Dataset entries START

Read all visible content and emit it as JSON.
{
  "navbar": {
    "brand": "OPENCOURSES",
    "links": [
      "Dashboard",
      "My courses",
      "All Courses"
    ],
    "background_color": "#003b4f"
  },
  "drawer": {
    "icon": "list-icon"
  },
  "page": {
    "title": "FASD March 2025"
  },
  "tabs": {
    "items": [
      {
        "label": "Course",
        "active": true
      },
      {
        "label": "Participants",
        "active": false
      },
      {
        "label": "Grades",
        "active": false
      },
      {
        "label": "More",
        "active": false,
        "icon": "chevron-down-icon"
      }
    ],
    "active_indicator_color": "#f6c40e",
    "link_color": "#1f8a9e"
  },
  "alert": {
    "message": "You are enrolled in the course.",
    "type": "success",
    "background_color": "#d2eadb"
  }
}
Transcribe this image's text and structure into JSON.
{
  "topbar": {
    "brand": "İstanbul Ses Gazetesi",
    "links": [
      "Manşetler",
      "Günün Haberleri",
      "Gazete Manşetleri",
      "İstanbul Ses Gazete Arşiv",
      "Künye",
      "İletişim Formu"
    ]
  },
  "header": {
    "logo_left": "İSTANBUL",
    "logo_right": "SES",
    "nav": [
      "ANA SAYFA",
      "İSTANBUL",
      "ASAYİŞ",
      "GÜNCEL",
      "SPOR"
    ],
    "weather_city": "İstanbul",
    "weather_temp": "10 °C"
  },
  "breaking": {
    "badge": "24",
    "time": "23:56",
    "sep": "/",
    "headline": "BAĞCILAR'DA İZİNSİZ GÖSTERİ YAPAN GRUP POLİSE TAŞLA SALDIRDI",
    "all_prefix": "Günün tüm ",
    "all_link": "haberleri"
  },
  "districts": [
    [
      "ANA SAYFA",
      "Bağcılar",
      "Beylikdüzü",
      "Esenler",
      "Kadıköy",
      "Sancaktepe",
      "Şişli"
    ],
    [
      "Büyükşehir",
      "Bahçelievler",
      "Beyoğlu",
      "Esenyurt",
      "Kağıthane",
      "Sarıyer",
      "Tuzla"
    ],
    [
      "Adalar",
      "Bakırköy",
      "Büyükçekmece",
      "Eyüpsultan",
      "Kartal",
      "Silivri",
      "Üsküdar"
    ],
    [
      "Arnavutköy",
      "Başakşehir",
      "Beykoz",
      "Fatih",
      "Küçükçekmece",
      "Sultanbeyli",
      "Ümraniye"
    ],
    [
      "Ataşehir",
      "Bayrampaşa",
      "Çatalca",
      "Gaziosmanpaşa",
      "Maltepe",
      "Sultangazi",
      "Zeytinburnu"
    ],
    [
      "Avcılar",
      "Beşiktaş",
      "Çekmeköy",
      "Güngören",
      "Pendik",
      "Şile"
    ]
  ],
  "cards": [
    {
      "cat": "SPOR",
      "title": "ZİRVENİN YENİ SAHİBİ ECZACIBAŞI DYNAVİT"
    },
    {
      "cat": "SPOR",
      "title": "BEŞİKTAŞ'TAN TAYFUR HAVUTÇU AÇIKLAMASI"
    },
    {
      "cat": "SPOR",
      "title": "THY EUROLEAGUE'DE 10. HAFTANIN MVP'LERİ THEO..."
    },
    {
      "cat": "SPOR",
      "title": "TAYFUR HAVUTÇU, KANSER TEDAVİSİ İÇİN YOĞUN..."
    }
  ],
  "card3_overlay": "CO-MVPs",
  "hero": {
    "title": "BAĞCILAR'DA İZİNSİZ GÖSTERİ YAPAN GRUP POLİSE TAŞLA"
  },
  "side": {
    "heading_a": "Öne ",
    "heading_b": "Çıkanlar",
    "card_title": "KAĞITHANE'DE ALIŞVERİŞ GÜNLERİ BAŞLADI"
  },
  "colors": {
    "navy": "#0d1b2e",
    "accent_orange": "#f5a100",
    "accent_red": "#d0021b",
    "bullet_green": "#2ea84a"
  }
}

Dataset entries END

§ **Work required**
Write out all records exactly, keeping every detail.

§ **Exercise response**
Read all visible content and emit it as JSON.
{
  "navbar": {
    "brand": "OPENCOURSES",
    "links": [
      "Dashboard",
      "My courses",
      "All Courses"
    ],
    "background_color": "#003b4f"
  },
  "drawer": {
    "icon": "list-icon"
  },
  "page": {
    "title": "FASD March 2025"
  },
  "tabs": {
    "items": [
      {
        "label": "Course",
        "active": true
      },
      {
        "label": "Participants",
        "active": false
      },
      {
        "label": "Grades",
        "active": false
      },
      {
        "label": "More",
        "active": false,
        "icon": "chevron-down-icon"
      }
    ],
    "active_indicator_color": "#f6c40e",
    "link_color": "#1f8a9e"
  },
  "alert": {
    "message": "You are enrolled in the course.",
    "type": "success",
    "background_color": "#d2eadb"
  }
}
Transcribe this image's text and structure into JSON.
{
  "topbar": {
    "brand": "İstanbul Ses Gazetesi",
    "links": [
      "Manşetler",
      "Günün Haberleri",
      "Gazete Manşetleri",
      "İstanbul Ses Gazete Arşiv",
      "Künye",
      "İletişim Formu"
    ]
  },
  "header": {
    "logo_left": "İSTANBUL",
    "logo_right": "SES",
    "nav": [
      "ANA SAYFA",
      "İSTANBUL",
      "ASAYİŞ",
      "GÜNCEL",
      "SPOR"
    ],
    "weather_city": "İstanbul",
    "weather_temp": "10 °C"
  },
  "breaking": {
    "badge": "24",
    "time": "23:56",
    "sep": "/",
    "headline": "BAĞCILAR'DA İZİNSİZ GÖSTERİ YAPAN GRUP POLİSE TAŞLA SALDIRDI",
    "all_prefix": "Günün tüm ",
    "all_link": "haberleri"
  },
  "districts": [
    [
      "ANA SAYFA",
      "Bağcılar",
      "Beylikdüzü",
      "Esenler",
      "Kadıköy",
      "Sancaktepe",
      "Şişli"
    ],
    [
      "Büyükşehir",
      "Bahçelievler",
      "Beyoğlu",
      "Esenyurt",
      "Kağıthane",
      "Sarıyer",
      "Tuzla"
    ],
    [
      "Adalar",
      "Bakırköy",
      "Büyükçekmece",
      "Eyüpsultan",
      "Kartal",
      "Silivri",
      "Üsküdar"
    ],
    [
      "Arnavutköy",
      "Başakşehir",
      "Beykoz",
      "Fatih",
      "Küçükçekmece",
      "Sultanbeyli",
      "Ümraniye"
    ],
    [
      "Ataşehir",
      "Bayrampaşa",
      "Çatalca",
      "Gaziosmanpaşa",
      "Maltepe",
      "Sultangazi",
      "Zeytinburnu"
    ],
    [
      "Avcılar",
      "Beşiktaş",
      "Çekmeköy",
      "Güngören",
      "Pendik",
      "Şile"
    ]
  ],
  "cards": [
    {
      "cat": "SPOR",
      "title": "ZİRVENİN YENİ SAHİBİ ECZACIBAŞI DYNAVİT"
    },
    {
      "cat": "SPOR",
      "title": "BEŞİKTAŞ'TAN TAYFUR HAVUTÇU AÇIKLAMASI"
    },
    {
      "cat": "SPOR",
      "title": "THY EUROLEAGUE'DE 10. HAFTANIN MVP'LERİ THEO..."
    },
    {
      "cat": "SPOR",
      "title": "TAYFUR HAVUTÇU, KANSER TEDAVİSİ İÇİN YOĞUN..."
    }
  ],
  "card3_overlay": "CO-MVPs",
  "hero": {
    "title": "BAĞCILAR'DA İZİNSİZ GÖSTERİ YAPAN GRUP POLİSE TAŞLA"
  },
  "side": {
    "heading_a": "Öne ",
    "heading_b": "Çıkanlar",
    "card_title": "KAĞITHANE'DE ALIŞVERİŞ GÜNLERİ BAŞLADI"
  },
  "colors": {
    "navy": "#0d1b2e",
    "accent_orange": "#f5a100",
    "accent_red": "#d0021b",
    "bullet_green": "#2ea84a"
  }
}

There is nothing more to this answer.